| GIVEN RECORDS |

#####

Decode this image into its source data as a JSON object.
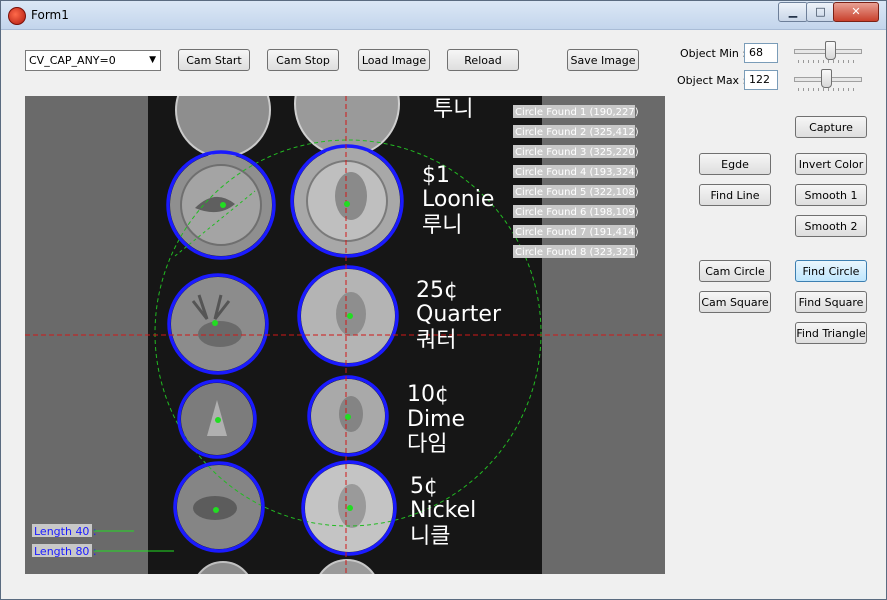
{
  "window": {
    "title": "Form1",
    "controls": {
      "minimize": "▁",
      "maximize": "□",
      "close": "✕"
    }
  },
  "toolbar": {
    "camera_select": "CV_CAP_ANY=0",
    "cam_start": "Cam Start",
    "cam_stop": "Cam Stop",
    "load_image": "Load Image",
    "reload": "Reload",
    "save_image": "Save Image"
  },
  "object": {
    "min_label": "Object Min :",
    "min_value": "68",
    "min_level": 0.54,
    "max_label": "Object Max :",
    "max_value": "122",
    "max_level": 0.48
  },
  "buttons": {
    "capture": "Capture",
    "egde": "Egde",
    "invert_color": "Invert Color",
    "find_line": "Find Line",
    "smooth1": "Smooth 1",
    "smooth2": "Smooth 2",
    "cam_circle": "Cam Circle",
    "find_circle": "Find Circle",
    "cam_square": "Cam Square",
    "find_square": "Find Square",
    "find_triangle": "Find Triangle"
  },
  "overlay": {
    "circles_found": [
      "Circle Found 1 (190,227)",
      "Circle Found 2 (325,412)",
      "Circle Found 3 (325,220)",
      "Circle Found 4 (193,324)",
      "Circle Found 5 (322,108)",
      "Circle Found 6 (198,109)",
      "Circle Found 7 (191,414)",
      "Circle Found 8 (323,321)"
    ],
    "length40": "Length 40 :",
    "length80": "Length 80 :"
  },
  "coin_captions": {
    "top_partial": "투니",
    "loonie": [
      "$1",
      "Loonie",
      "루니"
    ],
    "quarter": [
      "25¢",
      "Quarter",
      "쿼터"
    ],
    "dime": [
      "10¢",
      "Dime",
      "다임"
    ],
    "nickel": [
      "5¢",
      "Nickel",
      "니클"
    ]
  },
  "colors": {
    "detect_circle": "#1a1aff",
    "crosshair": "#d01818",
    "center_dot": "#22dd22",
    "guide_circle": "#22bb22"
  }
}
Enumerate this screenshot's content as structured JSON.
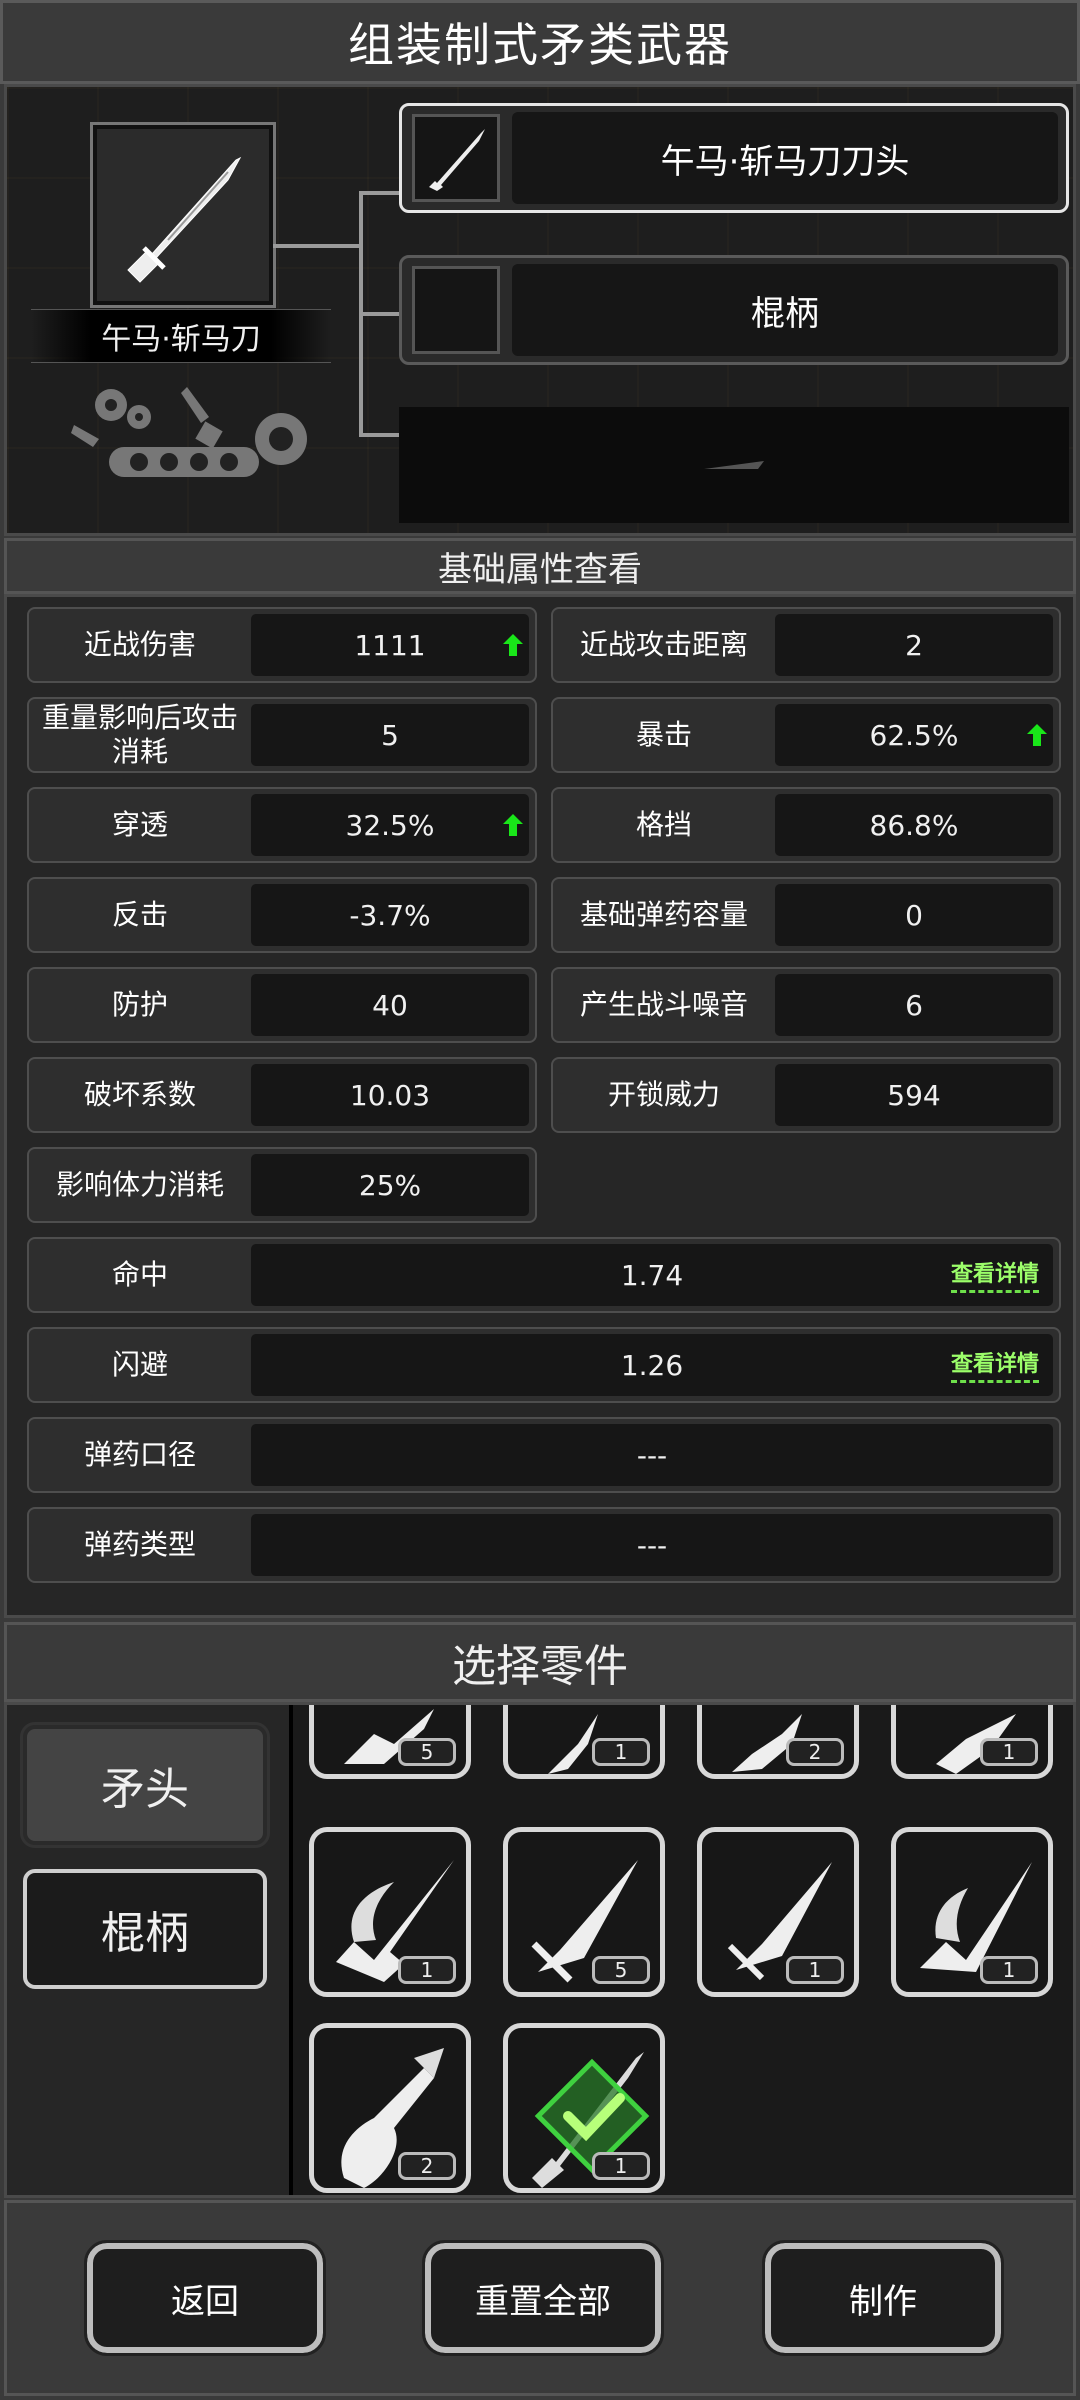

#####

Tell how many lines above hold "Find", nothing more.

| ANSWER BOX |
4